[Data extract]
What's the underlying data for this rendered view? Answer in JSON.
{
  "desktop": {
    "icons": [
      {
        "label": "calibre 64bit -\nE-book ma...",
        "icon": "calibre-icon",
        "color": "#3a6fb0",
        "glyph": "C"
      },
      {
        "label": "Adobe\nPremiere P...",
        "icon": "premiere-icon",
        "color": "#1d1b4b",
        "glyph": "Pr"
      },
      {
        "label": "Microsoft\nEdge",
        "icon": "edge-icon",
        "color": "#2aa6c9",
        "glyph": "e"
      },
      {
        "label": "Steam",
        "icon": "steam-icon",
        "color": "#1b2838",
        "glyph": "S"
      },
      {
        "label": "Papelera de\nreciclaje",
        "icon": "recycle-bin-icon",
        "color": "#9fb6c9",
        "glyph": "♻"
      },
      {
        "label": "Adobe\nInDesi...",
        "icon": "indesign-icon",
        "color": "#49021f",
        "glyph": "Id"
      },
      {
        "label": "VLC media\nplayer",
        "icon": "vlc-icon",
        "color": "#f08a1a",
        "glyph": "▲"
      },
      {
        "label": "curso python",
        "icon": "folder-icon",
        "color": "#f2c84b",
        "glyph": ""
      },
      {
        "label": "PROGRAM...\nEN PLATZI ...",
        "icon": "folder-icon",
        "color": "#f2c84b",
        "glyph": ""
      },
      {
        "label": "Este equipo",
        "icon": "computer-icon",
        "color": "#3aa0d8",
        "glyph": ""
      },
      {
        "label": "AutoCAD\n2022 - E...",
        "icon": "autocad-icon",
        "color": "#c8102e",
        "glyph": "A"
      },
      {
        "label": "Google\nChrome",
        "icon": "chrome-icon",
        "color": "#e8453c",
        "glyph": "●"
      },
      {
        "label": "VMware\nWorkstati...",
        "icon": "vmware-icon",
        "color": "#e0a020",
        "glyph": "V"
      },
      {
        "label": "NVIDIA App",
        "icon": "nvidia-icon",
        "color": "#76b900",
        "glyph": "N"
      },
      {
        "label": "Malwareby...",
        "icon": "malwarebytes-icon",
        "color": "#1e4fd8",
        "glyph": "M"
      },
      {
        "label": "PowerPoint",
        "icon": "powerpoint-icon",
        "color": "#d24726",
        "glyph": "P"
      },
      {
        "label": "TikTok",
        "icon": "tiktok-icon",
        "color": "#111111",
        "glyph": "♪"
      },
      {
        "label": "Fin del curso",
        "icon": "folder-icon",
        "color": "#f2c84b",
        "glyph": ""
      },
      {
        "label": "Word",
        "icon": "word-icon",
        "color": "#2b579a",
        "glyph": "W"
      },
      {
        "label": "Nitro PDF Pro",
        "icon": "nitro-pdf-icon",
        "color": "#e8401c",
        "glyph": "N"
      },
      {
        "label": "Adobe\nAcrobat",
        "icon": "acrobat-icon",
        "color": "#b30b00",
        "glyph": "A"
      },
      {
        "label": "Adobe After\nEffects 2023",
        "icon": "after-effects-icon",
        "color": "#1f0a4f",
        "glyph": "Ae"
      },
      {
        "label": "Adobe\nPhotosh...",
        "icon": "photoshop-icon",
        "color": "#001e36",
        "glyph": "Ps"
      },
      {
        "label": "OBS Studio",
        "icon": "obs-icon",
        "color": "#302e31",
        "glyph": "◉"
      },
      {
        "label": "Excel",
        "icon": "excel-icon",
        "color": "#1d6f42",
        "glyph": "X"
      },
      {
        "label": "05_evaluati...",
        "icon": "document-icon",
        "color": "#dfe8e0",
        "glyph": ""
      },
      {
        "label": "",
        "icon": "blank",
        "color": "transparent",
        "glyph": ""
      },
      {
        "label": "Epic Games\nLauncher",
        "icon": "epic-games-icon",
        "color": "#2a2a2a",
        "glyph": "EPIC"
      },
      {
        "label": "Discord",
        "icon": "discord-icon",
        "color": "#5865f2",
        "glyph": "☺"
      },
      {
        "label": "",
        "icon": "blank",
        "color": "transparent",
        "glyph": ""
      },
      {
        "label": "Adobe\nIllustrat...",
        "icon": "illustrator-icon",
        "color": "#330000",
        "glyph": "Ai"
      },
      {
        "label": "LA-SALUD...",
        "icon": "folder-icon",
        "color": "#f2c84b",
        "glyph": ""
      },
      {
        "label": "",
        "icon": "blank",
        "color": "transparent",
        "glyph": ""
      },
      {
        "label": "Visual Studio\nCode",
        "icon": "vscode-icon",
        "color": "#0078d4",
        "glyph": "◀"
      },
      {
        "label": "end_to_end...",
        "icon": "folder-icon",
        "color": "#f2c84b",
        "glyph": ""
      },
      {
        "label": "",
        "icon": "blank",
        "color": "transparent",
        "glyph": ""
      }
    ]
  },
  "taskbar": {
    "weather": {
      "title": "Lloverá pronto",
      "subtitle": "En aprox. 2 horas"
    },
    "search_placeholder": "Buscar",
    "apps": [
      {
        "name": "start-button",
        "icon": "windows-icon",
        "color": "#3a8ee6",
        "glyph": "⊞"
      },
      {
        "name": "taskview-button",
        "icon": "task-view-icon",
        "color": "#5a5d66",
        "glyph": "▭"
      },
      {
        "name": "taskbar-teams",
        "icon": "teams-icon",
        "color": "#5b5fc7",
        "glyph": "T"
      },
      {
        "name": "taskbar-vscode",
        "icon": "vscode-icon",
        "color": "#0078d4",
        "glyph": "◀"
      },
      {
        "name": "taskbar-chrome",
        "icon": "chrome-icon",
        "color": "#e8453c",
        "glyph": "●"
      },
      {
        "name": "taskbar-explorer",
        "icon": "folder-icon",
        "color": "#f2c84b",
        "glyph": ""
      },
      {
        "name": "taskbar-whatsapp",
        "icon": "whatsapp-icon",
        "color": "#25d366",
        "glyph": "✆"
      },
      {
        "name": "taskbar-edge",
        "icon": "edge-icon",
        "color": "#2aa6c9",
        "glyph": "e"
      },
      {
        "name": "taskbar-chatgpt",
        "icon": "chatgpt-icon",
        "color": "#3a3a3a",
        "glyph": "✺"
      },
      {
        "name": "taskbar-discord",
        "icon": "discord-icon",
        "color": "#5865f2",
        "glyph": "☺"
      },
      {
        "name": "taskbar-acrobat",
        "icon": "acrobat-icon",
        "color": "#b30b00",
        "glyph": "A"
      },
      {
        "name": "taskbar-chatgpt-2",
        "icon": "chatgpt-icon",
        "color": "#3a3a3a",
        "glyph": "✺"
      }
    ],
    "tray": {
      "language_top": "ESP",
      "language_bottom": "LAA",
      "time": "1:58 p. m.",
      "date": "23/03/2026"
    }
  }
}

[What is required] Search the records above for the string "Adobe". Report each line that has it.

[Response to this task]
        "label": "Adobe\nPremiere P...",
        "label": "Adobe\nInDesi...",
        "label": "Adobe\nAcrobat",
        "label": "Adobe After\nEffects 2023",
        "label": "Adobe\nPhotosh...",
        "label": "Adobe\nIllustrat...",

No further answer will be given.